▶ [Material provided]
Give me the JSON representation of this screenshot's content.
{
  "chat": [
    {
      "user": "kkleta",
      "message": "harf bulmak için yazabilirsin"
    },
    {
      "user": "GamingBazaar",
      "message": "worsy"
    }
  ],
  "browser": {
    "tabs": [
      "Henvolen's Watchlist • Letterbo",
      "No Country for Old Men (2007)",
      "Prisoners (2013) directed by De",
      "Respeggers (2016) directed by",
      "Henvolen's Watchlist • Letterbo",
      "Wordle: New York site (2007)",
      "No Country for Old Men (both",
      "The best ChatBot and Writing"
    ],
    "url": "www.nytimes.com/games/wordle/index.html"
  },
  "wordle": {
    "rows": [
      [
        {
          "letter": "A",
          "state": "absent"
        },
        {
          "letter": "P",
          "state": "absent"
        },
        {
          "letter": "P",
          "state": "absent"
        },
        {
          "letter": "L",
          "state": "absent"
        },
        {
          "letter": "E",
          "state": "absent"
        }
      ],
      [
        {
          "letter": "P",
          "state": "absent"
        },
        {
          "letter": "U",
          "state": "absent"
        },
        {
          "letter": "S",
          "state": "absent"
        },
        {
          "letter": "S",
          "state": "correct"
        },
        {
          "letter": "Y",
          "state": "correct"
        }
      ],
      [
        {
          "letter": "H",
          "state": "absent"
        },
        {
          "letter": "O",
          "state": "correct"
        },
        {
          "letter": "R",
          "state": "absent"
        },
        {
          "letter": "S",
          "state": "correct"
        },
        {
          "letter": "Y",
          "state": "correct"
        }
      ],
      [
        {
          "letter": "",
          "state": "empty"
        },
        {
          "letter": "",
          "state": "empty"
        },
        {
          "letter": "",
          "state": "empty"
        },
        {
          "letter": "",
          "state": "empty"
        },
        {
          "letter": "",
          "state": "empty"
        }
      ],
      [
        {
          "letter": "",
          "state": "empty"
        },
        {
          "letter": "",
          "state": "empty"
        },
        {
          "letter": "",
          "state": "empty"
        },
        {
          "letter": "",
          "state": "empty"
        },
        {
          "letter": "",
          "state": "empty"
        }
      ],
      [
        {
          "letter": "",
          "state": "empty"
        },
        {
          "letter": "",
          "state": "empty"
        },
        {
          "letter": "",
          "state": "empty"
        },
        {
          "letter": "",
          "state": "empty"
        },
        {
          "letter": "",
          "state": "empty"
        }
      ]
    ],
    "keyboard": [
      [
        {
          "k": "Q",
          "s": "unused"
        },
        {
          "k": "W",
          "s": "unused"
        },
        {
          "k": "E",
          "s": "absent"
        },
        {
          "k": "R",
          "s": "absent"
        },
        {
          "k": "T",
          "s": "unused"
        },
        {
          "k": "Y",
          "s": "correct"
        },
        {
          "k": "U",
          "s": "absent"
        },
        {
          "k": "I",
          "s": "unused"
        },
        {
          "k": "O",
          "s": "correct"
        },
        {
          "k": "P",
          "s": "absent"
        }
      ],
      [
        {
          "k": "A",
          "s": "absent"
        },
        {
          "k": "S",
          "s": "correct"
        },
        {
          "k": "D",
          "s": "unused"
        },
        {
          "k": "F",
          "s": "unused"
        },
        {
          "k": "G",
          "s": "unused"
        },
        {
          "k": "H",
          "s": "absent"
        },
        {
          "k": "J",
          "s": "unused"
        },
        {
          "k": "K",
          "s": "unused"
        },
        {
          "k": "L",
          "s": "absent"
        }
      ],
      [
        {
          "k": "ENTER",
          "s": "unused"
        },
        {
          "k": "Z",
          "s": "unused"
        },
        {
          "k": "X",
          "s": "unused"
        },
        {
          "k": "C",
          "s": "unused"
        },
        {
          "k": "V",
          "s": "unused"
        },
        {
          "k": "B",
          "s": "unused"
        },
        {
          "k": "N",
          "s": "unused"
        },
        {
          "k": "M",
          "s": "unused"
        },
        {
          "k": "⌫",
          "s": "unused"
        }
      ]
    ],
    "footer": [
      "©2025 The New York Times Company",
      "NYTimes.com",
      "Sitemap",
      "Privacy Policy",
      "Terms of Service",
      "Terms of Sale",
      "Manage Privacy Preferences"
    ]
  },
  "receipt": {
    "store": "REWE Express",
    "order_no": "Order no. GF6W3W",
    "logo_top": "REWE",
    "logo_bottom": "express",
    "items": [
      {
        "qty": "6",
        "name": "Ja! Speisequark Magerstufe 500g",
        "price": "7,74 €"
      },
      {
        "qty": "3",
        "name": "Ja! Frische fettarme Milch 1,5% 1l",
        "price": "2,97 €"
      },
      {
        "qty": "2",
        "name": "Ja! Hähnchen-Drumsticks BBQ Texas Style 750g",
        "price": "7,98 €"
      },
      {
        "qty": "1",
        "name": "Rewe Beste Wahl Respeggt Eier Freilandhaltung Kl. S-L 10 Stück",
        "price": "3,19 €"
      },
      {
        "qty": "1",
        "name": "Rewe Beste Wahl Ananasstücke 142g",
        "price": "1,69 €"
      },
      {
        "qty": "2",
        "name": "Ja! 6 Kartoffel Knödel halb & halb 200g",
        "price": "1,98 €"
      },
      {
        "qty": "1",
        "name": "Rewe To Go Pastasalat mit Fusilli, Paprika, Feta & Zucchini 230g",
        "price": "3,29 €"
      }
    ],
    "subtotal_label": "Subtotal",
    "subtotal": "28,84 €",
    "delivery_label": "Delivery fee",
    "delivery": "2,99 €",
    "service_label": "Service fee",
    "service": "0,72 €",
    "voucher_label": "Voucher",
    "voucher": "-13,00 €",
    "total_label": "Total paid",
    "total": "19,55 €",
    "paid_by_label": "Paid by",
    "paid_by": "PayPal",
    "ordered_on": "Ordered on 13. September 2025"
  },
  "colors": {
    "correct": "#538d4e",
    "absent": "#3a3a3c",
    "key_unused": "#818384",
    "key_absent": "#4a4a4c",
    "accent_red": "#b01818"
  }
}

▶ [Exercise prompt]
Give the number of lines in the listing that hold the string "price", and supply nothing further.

▶ [Exercise solution]
7